That view was backed up by testimonials from drivers participating in the Run on Less – Electric Depot event. I do about 400-plus miles a day,” Hernesto Sandoval, a Tesla Semi driver at PepsiCo, says in a NACFE video. Being in a good truck, a comfortable drive, is great. It makes a world of difference in my day.”

But one of the biggest short-term barriers to electrifying fleets is getting utilities to expand the power grid to serve the hefty charging needs of electric trucks.

Henrik Holland, head of Prologis Mobility, the Prologis subsidiary that installs and manages EV charging for its customers, noted that it’s incorporating the charging and grid upgrades at the Queens site used by Frito-Lay into broader site renovations. The project will take around 12 months to complete, he said.
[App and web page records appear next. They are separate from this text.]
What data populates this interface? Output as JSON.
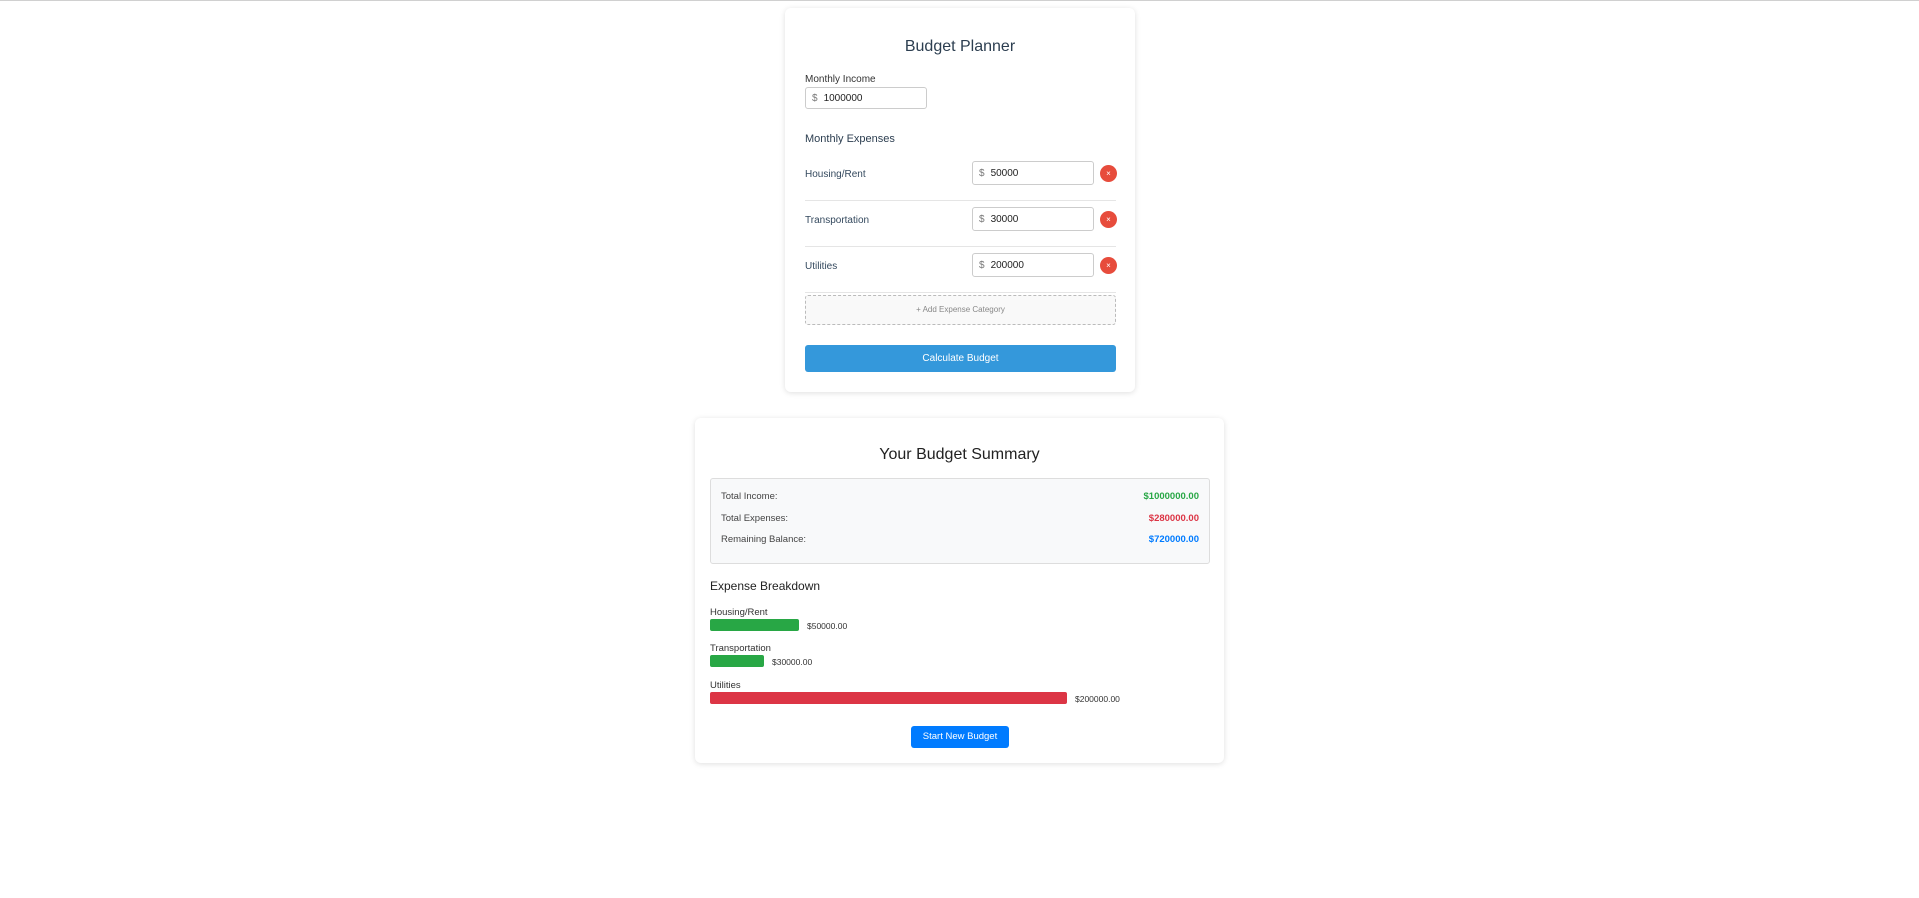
{
  "planner": {
    "title": "Budget Planner",
    "income_label": "Monthly Income",
    "currency_symbol": "$",
    "income_value": "1000000",
    "expenses_heading": "Monthly Expenses",
    "expenses": [
      {
        "name": "Housing/Rent",
        "value": "50000"
      },
      {
        "name": "Transportation",
        "value": "30000"
      },
      {
        "name": "Utilities",
        "value": "200000"
      }
    ],
    "remove_glyph": "×",
    "add_category_label": "+ Add Expense Category",
    "calculate_label": "Calculate Budget"
  },
  "summary": {
    "title": "Your Budget Summary",
    "totals": [
      {
        "label": "Total Income:",
        "amount": "$1000000.00",
        "color": "#28a745"
      },
      {
        "label": "Total Expenses:",
        "amount": "$280000.00",
        "color": "#dc3545"
      },
      {
        "label": "Remaining Balance:",
        "amount": "$720000.00",
        "color": "#007bff"
      }
    ],
    "breakdown_heading": "Expense Breakdown",
    "breakdown": [
      {
        "name": "Housing/Rent",
        "amount": "$50000.00",
        "value": 50000,
        "color": "#28a745"
      },
      {
        "name": "Transportation",
        "amount": "$30000.00",
        "value": 30000,
        "color": "#28a745"
      },
      {
        "name": "Utilities",
        "amount": "$200000.00",
        "value": 200000,
        "color": "#dc3545"
      }
    ],
    "new_budget_label": "Start New Budget"
  },
  "colors": {
    "primary_blue": "#3498db",
    "button_blue": "#007bff",
    "remove_red": "#e74c3c",
    "income_green": "#28a745",
    "expense_red": "#dc3545"
  },
  "icons": {
    "remove": "close-icon",
    "add": "plus-icon"
  }
}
The companies have come up with workarounds to handle the first round of Ford E-Transit trucks to arrive on site, installing six 19.2-kilowatt chargers that can handle the site’s relatively low charging needs.

But with larger trucks, we’re talking about much bigger batteries,” Roeth said. That means much heavier charging loads, depending on how many trucks need to be charged simultaneously and how quickly each needs to be charged.

The PepsiCo site in Sacramento had to connect to a separate substation to secure the 3 megawatts of power required to fast-charge its 22 Tesla Semi trucks. The Schneider site in South El Monte requires 6 megawatts of power to supply the 16 chargers and 32 charging cables it’s installed to recharge its 92 Freightliner eCascadia trucks.

It’s an incredible amount of lead time and legwork to go engage the utility, secure the availability, permit and deliver the construction, and erect the hardware itself, followed by commissioning, testing and interoperability,” Amanda Devoe, PepsiCo’s transformation and strategy director, said of the company’s work to support Tesla Semi charging at its Sacramento depot.

The depots participating in Run on Less reported that it takes one to three years to get the grid infrastructure needed to support the amount of charging they’re contemplating, Roeth noted. Utility charging infrastructure is taking way too long. But fleets are taking action on that,” with options including portable chargers hooked up to batteries or microturbines or more permanent microgrid installations of solar panels, batteries and generators

Even so, the cost of new grid infrastructure to supply electricity may still remain lower than the cost of other decarbonization options, like green hydrogen. For years, clean energy and transportation experts have argued over whether carbon-free hydrogen or electricity should be the primary route for long-haul trucking to cut its carbon emissions.

But the kind of performance data emerging from this month’s test runs suggest that electric trucks, even with the many challenges they face, are a viable and preferable option to alternatives like hydrogen.

The battery-electric truck is highly efficient when you do get the power to the site,” he said. You’re not trucking fuel or pipelining fuel around the country — that electricity is there.”

Jeff St. John is director of news and special projects at Canary Media. He covers innovative grid technologies, rooftop solar and batteries, clean hydrogen, EV charging and more.